WHAT THE TASK REQUIRES:
The data is to be reproduced in full and without error.

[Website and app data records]
--- --- ---

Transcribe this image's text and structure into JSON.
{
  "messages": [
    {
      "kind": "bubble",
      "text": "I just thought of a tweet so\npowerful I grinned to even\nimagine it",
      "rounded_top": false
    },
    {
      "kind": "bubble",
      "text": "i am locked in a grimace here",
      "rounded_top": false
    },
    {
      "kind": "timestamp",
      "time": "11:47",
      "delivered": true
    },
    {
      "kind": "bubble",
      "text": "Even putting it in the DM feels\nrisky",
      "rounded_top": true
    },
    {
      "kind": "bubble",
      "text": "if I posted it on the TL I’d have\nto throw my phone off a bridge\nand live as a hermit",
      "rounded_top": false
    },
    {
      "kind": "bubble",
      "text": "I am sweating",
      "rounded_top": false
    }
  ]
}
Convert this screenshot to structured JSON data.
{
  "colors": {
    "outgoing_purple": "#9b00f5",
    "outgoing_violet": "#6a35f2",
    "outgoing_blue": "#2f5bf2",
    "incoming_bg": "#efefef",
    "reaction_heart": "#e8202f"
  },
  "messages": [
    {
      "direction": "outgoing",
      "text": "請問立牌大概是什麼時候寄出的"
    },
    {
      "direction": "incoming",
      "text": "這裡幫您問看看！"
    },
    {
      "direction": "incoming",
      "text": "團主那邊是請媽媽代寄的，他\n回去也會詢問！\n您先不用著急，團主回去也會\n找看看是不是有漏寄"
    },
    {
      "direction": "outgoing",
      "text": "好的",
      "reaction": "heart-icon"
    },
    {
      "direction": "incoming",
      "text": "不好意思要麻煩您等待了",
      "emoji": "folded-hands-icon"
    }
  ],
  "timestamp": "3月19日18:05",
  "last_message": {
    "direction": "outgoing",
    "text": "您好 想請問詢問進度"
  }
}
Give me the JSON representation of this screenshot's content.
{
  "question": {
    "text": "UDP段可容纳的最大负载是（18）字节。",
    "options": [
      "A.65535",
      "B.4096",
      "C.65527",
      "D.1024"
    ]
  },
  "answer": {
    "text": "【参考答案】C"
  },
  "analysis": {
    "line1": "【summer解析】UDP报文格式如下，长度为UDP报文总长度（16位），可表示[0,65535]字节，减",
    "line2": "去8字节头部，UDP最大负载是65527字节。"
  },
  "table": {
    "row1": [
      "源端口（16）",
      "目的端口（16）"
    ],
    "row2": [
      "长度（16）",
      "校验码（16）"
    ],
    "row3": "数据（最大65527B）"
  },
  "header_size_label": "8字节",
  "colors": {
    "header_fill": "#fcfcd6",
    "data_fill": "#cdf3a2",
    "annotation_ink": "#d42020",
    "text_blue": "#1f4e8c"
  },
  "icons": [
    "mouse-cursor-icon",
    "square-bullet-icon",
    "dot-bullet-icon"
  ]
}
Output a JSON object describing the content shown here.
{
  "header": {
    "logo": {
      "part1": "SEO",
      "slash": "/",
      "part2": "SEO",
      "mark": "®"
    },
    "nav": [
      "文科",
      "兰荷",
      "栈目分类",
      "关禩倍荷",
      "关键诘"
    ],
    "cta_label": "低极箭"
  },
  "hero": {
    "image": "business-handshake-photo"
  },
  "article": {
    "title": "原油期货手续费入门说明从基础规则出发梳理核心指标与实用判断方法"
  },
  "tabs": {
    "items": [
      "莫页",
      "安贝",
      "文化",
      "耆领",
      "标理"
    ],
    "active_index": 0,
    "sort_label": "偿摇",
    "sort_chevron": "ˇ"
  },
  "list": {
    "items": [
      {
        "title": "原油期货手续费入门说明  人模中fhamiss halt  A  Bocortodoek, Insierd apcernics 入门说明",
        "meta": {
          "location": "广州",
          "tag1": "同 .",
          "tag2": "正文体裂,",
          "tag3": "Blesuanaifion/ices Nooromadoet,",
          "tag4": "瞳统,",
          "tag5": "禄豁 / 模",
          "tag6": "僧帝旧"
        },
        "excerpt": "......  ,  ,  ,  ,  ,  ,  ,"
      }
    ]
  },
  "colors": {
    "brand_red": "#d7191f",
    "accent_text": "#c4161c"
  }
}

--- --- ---

TASK RESULT:
Transcribe this image's text and structure into JSON.
{
  "messages": [
    {
      "kind": "bubble",
      "text": "I just thought of a tweet so\npowerful I grinned to even\nimagine it",
      "rounded_top": false
    },
    {
      "kind": "bubble",
      "text": "i am locked in a grimace here",
      "rounded_top": false
    },
    {
      "kind": "timestamp",
      "time": "11:47",
      "delivered": true
    },
    {
      "kind": "bubble",
      "text": "Even putting it in the DM feels\nrisky",
      "rounded_top": true
    },
    {
      "kind": "bubble",
      "text": "if I posted it on the TL I’d have\nto throw my phone off a bridge\nand live as a hermit",
      "rounded_top": false
    },
    {
      "kind": "bubble",
      "text": "I am sweating",
      "rounded_top": false
    }
  ]
}
Convert this screenshot to structured JSON data.
{
  "colors": {
    "outgoing_purple": "#9b00f5",
    "outgoing_violet": "#6a35f2",
    "outgoing_blue": "#2f5bf2",
    "incoming_bg": "#efefef",
    "reaction_heart": "#e8202f"
  },
  "messages": [
    {
      "direction": "outgoing",
      "text": "請問立牌大概是什麼時候寄出的"
    },
    {
      "direction": "incoming",
      "text": "這裡幫您問看看！"
    },
    {
      "direction": "incoming",
      "text": "團主那邊是請媽媽代寄的，他\n回去也會詢問！\n您先不用著急，團主回去也會\n找看看是不是有漏寄"
    },
    {
      "direction": "outgoing",
      "text": "好的",
      "reaction": "heart-icon"
    },
    {
      "direction": "incoming",
      "text": "不好意思要麻煩您等待了",
      "emoji": "folded-hands-icon"
    }
  ],
  "timestamp": "3月19日18:05",
  "last_message": {
    "direction": "outgoing",
    "text": "您好 想請問詢問進度"
  }
}
Give me the JSON representation of this screenshot's content.
{
  "question": {
    "text": "UDP段可容纳的最大负载是（18）字节。",
    "options": [
      "A.65535",
      "B.4096",
      "C.65527",
      "D.1024"
    ]
  },
  "answer": {
    "text": "【参考答案】C"
  },
  "analysis": {
    "line1": "【summer解析】UDP报文格式如下，长度为UDP报文总长度（16位），可表示[0,65535]字节，减",
    "line2": "去8字节头部，UDP最大负载是65527字节。"
  },
  "table": {
    "row1": [
      "源端口（16）",
      "目的端口（16）"
    ],
    "row2": [
      "长度（16）",
      "校验码（16）"
    ],
    "row3": "数据（最大65527B）"
  },
  "header_size_label": "8字节",
  "colors": {
    "header_fill": "#fcfcd6",
    "data_fill": "#cdf3a2",
    "annotation_ink": "#d42020",
    "text_blue": "#1f4e8c"
  },
  "icons": [
    "mouse-cursor-icon",
    "square-bullet-icon",
    "dot-bullet-icon"
  ]
}
Output a JSON object describing the content shown here.
{
  "header": {
    "logo": {
      "part1": "SEO",
      "slash": "/",
      "part2": "SEO",
      "mark": "®"
    },
    "nav": [
      "文科",
      "兰荷",
      "栈目分类",
      "关禩倍荷",
      "关键诘"
    ],
    "cta_label": "低极箭"
  },
  "hero": {
    "image": "business-handshake-photo"
  },
  "article": {
    "title": "原油期货手续费入门说明从基础规则出发梳理核心指标与实用判断方法"
  },
  "tabs": {
    "items": [
      "莫页",
      "安贝",
      "文化",
      "耆领",
      "标理"
    ],
    "active_index": 0,
    "sort_label": "偿摇",
    "sort_chevron": "ˇ"
  },
  "list": {
    "items": [
      {
        "title": "原油期货手续费入门说明  人模中fhamiss halt  A  Bocortodoek, Insierd apcernics 入门说明",
        "meta": {
          "location": "广州",
          "tag1": "同 .",
          "tag2": "正文体裂,",
          "tag3": "Blesuanaifion/ices Nooromadoet,",
          "tag4": "瞳统,",
          "tag5": "禄豁 / 模",
          "tag6": "僧帝旧"
        },
        "excerpt": "......  ,  ,  ,  ,  ,  ,  ,"
      }
    ]
  },
  "colors": {
    "brand_red": "#d7191f",
    "accent_text": "#c4161c"
  }
}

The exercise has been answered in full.